John Defterios is a CNN anchor and presenter of Marketplace Middleeast
Manama, Bahrain (CNN) -- Bahrain may be the least populated Gulf state, but because of its historical role as the first financial center for the region, government officials have their finger on the economic pulse.
The reading on the ground in Bahrain, which straddles Saudi Arabia's giant oil fields, is that there's no rush to go to a single currency for the region.
The single Gulf currency concept was launched in 2001, following hot on the heels of the Euro. Nearly ten years into the effort, progress is painstakingly slow.
The Gulf Cooperation Council is made up of six countries -- Saudi Arabia, Kuwait, United Arab Emirates, Oman, Qatar and Bahrain. Two of the four, Oman and the UAE, have already opted out.
Oman's ruler, Sultan Qaboos bin Said, decided the pace of globalization was too rushed. The UAE left the process after Saudi Arabia's capital was named the new home of the Gulf Central Bank. Politics weigh heavily in this three-decade-old institution.
Delivering the new currency will be challenging for the final four.

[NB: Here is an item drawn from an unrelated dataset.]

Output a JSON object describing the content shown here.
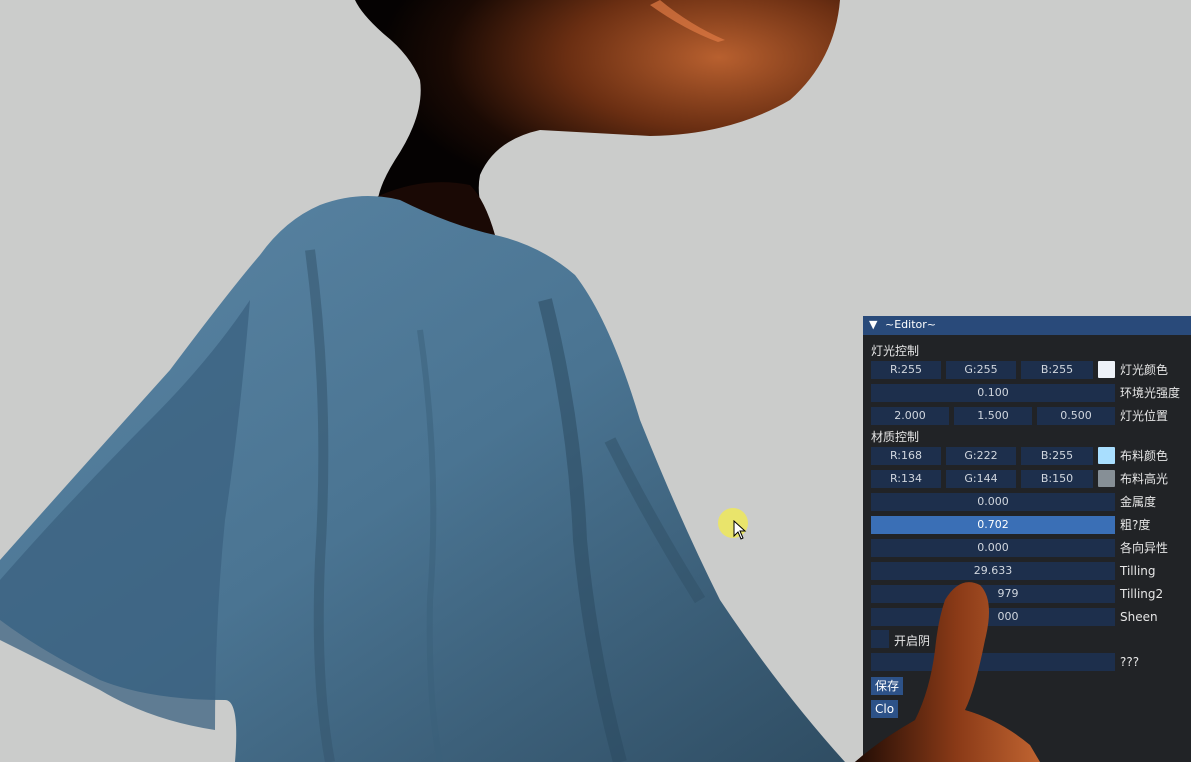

The Secretary General of the GCC has declared that the new currency will be pegged to the dollar. That's okay for three of the four, but Kuwait moved to a basket of currencies a few years ago; growth and inflation are well under control there. That issue needs to be addressed.

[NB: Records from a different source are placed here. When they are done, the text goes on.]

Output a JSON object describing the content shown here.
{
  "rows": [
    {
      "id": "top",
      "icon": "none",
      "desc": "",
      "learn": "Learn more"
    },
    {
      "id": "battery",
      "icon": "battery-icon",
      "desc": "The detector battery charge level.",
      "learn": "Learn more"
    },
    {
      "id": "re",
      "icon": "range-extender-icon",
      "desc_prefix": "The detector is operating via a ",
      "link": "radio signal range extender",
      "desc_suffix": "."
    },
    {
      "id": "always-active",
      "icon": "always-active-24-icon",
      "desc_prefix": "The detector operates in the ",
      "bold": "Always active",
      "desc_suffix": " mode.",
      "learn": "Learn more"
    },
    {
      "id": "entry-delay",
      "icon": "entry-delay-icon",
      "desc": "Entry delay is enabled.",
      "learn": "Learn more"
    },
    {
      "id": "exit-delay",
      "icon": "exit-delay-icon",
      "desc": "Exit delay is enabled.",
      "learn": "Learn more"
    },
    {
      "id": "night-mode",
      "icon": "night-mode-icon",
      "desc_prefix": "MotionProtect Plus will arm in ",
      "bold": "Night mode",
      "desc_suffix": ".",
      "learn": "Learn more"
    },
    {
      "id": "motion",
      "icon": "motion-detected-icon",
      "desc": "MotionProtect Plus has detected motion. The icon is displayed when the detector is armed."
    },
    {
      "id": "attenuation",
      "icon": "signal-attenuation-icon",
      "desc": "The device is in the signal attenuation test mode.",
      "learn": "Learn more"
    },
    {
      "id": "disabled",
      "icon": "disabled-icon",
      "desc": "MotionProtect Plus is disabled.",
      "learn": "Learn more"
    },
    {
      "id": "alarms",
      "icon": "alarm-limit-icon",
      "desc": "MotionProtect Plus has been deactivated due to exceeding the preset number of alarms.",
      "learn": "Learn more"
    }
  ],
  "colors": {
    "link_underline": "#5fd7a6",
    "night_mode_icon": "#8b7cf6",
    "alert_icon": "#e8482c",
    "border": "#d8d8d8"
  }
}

There is also a concern expressed privately that Saudi Arabia will dominate procedures beyond the headquarters of the central bank. With 22 million people, it is three times bigger than all the other members combined.
One top Bahraini official said that is all the more reason to create the currency, defining the Kingdom as the Germany of the Gulf. When the Berlin Wall fell in 1989, European Commission officials thought it important to keep Germany anchored to Western Europe, hence the move to the single market and the single currency.
A similar strategy applies here, but without a historic driver to push for action, there is a premium now on getting it right versus just getting it done.
With the Greek crisis playing out over that country's record budget deficits, which have put pressure on the Euro, there seems solid support for that logic.
Rasheed Al Maraj, Central Bank governor of Bahrain, told CNN that a fresh deadline is still off the table and that this effort needed more time. It is better to get it right, he said, because there is no turning back.
After the initial target of 2010 proved unrealistic, members of the GCC have been floating the idea of 2015. That new target didn't get even a subtle nod of agreement within the Governor's office.
The inaugural meeting of the Arab Monetary Council, the body responsible for regional monetary union, will hold its first meeting at the end of this month in Riyadh.
Most agree that a single currency would help lower barriers to trade and investment -- Europe is proof of that -- but finding the right time to do it is another matter.